EXERCISE INSTRUCTIONS. What lines of the data below hold the string "AutoLib"? Copy each one.

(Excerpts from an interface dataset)
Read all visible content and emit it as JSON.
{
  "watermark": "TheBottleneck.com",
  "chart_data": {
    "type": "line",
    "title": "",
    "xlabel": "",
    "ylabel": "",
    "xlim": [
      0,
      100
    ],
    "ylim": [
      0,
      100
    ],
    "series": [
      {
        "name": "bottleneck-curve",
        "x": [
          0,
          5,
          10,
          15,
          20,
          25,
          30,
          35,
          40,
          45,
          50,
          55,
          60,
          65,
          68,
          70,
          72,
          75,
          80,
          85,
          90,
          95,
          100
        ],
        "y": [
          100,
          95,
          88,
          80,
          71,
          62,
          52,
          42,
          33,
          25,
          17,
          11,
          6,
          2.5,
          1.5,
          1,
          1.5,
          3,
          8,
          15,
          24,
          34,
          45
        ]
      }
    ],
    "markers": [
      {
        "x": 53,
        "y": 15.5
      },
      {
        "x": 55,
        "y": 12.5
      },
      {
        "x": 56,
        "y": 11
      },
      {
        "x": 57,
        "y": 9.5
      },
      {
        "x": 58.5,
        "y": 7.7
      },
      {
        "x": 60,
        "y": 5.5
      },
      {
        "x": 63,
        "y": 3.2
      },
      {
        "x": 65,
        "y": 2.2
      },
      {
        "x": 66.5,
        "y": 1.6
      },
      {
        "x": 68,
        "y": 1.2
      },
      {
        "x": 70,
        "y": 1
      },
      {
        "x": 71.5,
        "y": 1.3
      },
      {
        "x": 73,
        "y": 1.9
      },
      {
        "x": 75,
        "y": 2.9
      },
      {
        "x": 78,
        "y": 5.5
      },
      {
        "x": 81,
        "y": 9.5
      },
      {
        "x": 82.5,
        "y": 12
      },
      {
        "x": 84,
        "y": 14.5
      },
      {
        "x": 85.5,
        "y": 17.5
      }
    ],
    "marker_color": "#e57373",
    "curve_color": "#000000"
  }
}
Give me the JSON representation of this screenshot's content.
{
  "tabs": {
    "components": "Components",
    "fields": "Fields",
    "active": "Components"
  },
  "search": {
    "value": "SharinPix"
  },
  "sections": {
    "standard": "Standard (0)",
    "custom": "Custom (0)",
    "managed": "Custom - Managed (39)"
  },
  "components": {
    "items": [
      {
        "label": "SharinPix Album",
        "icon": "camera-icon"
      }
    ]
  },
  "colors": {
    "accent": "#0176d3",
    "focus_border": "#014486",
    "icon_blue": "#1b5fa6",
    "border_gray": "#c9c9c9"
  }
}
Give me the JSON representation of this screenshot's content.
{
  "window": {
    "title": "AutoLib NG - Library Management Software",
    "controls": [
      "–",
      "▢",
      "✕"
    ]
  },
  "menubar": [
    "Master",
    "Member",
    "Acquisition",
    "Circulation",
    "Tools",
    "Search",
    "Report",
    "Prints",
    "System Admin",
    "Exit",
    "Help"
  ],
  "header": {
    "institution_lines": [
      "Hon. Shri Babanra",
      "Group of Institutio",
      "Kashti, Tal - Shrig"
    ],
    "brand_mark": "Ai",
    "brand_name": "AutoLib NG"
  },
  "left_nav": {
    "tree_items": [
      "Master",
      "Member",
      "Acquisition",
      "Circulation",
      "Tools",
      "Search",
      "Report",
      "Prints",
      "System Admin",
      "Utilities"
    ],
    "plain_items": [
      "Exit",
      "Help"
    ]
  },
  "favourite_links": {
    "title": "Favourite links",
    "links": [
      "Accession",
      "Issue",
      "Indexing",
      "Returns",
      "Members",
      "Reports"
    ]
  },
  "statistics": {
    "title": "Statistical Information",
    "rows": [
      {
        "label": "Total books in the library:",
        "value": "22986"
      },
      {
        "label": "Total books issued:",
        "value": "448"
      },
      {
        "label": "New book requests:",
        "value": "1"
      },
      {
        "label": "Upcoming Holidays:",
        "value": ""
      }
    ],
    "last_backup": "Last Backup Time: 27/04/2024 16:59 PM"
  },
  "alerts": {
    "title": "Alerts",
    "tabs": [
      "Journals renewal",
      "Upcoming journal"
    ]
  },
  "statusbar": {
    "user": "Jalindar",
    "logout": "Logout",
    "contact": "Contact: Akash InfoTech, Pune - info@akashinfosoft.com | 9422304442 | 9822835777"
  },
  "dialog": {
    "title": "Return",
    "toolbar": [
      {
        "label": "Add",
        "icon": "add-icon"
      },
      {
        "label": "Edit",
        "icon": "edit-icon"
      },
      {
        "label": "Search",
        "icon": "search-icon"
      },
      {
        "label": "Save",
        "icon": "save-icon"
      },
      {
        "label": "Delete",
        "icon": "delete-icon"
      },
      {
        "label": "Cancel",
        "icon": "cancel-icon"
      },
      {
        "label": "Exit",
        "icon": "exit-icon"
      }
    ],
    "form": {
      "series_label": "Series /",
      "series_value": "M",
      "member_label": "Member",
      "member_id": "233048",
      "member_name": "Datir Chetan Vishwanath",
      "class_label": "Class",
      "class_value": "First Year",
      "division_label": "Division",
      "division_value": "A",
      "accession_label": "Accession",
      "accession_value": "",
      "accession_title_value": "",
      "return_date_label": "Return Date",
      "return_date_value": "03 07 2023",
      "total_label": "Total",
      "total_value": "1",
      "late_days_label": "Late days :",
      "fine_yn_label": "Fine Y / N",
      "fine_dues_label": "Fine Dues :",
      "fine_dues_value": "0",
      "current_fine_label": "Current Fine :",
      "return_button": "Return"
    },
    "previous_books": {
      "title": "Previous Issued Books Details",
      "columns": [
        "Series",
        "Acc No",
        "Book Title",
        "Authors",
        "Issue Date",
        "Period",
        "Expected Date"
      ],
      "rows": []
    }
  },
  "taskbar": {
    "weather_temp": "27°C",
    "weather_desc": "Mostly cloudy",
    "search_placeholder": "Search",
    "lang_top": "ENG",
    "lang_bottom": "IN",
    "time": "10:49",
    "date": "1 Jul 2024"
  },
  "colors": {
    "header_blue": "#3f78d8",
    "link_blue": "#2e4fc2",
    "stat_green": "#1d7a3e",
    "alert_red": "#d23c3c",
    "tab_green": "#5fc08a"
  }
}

REPLY TO THE TASK.
    "title": "AutoLib NG - Library Management Software",
    "brand_name": "AutoLib NG"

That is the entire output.